# INFORMATION PROVIDED
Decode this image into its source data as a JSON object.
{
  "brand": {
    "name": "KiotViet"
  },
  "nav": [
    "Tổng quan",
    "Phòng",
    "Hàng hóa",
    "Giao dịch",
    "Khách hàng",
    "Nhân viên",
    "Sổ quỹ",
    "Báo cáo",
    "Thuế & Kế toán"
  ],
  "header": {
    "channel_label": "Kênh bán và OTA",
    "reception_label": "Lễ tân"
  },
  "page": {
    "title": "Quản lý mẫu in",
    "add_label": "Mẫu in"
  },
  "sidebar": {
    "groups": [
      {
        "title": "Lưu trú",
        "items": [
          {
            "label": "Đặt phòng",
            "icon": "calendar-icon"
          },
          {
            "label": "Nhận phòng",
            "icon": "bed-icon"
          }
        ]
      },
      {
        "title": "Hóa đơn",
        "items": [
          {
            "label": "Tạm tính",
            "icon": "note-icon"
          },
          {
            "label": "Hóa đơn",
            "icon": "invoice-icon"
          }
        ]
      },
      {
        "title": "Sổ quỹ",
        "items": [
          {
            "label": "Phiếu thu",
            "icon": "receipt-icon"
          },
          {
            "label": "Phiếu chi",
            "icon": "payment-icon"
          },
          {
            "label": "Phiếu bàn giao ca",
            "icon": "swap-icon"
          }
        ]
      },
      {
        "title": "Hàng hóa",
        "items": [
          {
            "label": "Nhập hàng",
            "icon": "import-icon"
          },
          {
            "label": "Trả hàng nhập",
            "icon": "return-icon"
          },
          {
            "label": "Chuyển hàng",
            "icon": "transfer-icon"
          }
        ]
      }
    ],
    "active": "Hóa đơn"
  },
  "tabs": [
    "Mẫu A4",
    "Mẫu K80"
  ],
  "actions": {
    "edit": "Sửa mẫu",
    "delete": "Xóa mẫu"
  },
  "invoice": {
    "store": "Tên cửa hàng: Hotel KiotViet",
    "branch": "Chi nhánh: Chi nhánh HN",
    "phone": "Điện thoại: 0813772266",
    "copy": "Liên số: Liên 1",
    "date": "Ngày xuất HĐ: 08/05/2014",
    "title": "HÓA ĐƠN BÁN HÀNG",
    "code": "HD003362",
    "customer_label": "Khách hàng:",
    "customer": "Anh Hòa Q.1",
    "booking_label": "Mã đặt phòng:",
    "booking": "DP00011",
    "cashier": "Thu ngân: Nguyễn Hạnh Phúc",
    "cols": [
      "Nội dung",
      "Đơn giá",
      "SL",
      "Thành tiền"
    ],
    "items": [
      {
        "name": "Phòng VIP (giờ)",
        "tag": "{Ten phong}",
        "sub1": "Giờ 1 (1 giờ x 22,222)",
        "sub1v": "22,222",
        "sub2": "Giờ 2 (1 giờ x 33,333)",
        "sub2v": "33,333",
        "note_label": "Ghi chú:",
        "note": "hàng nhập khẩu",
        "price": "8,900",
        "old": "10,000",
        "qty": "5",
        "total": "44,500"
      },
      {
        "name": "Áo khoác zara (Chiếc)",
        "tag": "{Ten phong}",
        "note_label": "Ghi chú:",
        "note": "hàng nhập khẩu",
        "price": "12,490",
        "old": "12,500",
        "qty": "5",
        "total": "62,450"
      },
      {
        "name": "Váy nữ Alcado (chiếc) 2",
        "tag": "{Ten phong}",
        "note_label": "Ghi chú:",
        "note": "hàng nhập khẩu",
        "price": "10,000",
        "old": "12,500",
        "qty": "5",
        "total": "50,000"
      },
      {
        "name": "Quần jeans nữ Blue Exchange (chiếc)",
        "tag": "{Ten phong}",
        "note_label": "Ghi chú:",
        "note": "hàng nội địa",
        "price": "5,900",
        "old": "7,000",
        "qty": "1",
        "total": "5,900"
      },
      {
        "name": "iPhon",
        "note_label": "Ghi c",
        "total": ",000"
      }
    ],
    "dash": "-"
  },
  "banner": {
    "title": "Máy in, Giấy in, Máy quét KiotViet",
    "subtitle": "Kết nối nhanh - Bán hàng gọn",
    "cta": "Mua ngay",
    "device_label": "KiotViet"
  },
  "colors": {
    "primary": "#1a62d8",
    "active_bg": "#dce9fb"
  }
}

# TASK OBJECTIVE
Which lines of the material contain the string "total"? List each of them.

# EXERCISE ANSWER
        "total": "44,500"
        "total": "62,450"
        "total": "50,000"
        "total": "5,900"
        "total": ",000"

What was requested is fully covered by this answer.